_AIM OF THE EXERCISE_.
Repeat the data below exactly, with every entry included.

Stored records

════════════════════

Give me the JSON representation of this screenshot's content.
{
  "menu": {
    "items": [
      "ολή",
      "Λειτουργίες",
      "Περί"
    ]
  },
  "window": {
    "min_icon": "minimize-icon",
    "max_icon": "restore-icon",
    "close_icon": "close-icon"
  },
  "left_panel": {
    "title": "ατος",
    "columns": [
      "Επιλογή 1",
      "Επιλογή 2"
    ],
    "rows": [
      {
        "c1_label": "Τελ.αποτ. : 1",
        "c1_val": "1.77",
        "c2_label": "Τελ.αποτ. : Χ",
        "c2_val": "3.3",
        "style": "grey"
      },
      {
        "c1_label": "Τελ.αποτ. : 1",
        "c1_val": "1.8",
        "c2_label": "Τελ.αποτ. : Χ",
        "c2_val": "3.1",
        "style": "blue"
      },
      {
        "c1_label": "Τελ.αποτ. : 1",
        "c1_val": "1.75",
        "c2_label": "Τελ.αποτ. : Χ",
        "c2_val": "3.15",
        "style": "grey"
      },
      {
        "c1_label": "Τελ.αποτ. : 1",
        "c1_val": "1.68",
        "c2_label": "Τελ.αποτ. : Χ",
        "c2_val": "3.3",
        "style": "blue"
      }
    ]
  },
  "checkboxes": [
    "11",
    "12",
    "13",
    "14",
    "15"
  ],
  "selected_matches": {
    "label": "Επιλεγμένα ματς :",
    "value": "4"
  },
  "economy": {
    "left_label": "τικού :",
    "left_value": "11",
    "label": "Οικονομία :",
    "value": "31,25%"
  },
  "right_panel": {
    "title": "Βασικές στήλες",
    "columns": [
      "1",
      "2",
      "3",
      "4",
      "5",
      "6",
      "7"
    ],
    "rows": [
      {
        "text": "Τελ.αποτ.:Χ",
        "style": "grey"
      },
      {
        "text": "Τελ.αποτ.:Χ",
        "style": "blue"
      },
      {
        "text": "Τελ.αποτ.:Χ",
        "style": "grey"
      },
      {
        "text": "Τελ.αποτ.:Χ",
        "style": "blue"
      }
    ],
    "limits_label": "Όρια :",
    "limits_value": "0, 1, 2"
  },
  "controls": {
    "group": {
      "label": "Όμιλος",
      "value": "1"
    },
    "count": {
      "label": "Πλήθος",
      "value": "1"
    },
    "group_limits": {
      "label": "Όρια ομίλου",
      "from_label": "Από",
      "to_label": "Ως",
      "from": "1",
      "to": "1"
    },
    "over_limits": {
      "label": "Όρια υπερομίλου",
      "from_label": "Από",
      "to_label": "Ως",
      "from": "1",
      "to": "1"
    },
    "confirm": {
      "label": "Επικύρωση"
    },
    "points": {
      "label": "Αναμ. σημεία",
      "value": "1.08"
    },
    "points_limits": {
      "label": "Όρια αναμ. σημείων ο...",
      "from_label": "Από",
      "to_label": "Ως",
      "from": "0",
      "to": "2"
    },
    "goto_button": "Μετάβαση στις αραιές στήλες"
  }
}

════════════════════

_SOLUTION TO THIS TASK_.
Give me the JSON representation of this screenshot's content.
{
  "menu": {
    "items": [
      "ολή",
      "Λειτουργίες",
      "Περί"
    ]
  },
  "window": {
    "min_icon": "minimize-icon",
    "max_icon": "restore-icon",
    "close_icon": "close-icon"
  },
  "left_panel": {
    "title": "ατος",
    "columns": [
      "Επιλογή 1",
      "Επιλογή 2"
    ],
    "rows": [
      {
        "c1_label": "Τελ.αποτ. : 1",
        "c1_val": "1.77",
        "c2_label": "Τελ.αποτ. : Χ",
        "c2_val": "3.3",
        "style": "grey"
      },
      {
        "c1_label": "Τελ.αποτ. : 1",
        "c1_val": "1.8",
        "c2_label": "Τελ.αποτ. : Χ",
        "c2_val": "3.1",
        "style": "blue"
      },
      {
        "c1_label": "Τελ.αποτ. : 1",
        "c1_val": "1.75",
        "c2_label": "Τελ.αποτ. : Χ",
        "c2_val": "3.15",
        "style": "grey"
      },
      {
        "c1_label": "Τελ.αποτ. : 1",
        "c1_val": "1.68",
        "c2_label": "Τελ.αποτ. : Χ",
        "c2_val": "3.3",
        "style": "blue"
      }
    ]
  },
  "checkboxes": [
    "11",
    "12",
    "13",
    "14",
    "15"
  ],
  "selected_matches": {
    "label": "Επιλεγμένα ματς :",
    "value": "4"
  },
  "economy": {
    "left_label": "τικού :",
    "left_value": "11",
    "label": "Οικονομία :",
    "value": "31,25%"
  },
  "right_panel": {
    "title": "Βασικές στήλες",
    "columns": [
      "1",
      "2",
      "3",
      "4",
      "5",
      "6",
      "7"
    ],
    "rows": [
      {
        "text": "Τελ.αποτ.:Χ",
        "style": "grey"
      },
      {
        "text": "Τελ.αποτ.:Χ",
        "style": "blue"
      },
      {
        "text": "Τελ.αποτ.:Χ",
        "style": "grey"
      },
      {
        "text": "Τελ.αποτ.:Χ",
        "style": "blue"
      }
    ],
    "limits_label": "Όρια :",
    "limits_value": "0, 1, 2"
  },
  "controls": {
    "group": {
      "label": "Όμιλος",
      "value": "1"
    },
    "count": {
      "label": "Πλήθος",
      "value": "1"
    },
    "group_limits": {
      "label": "Όρια ομίλου",
      "from_label": "Από",
      "to_label": "Ως",
      "from": "1",
      "to": "1"
    },
    "over_limits": {
      "label": "Όρια υπερομίλου",
      "from_label": "Από",
      "to_label": "Ως",
      "from": "1",
      "to": "1"
    },
    "confirm": {
      "label": "Επικύρωση"
    },
    "points": {
      "label": "Αναμ. σημεία",
      "value": "1.08"
    },
    "points_limits": {
      "label": "Όρια αναμ. σημείων ο...",
      "from_label": "Από",
      "to_label": "Ως",
      "from": "0",
      "to": "2"
    },
    "goto_button": "Μετάβαση στις αραιές στήλες"
  }
}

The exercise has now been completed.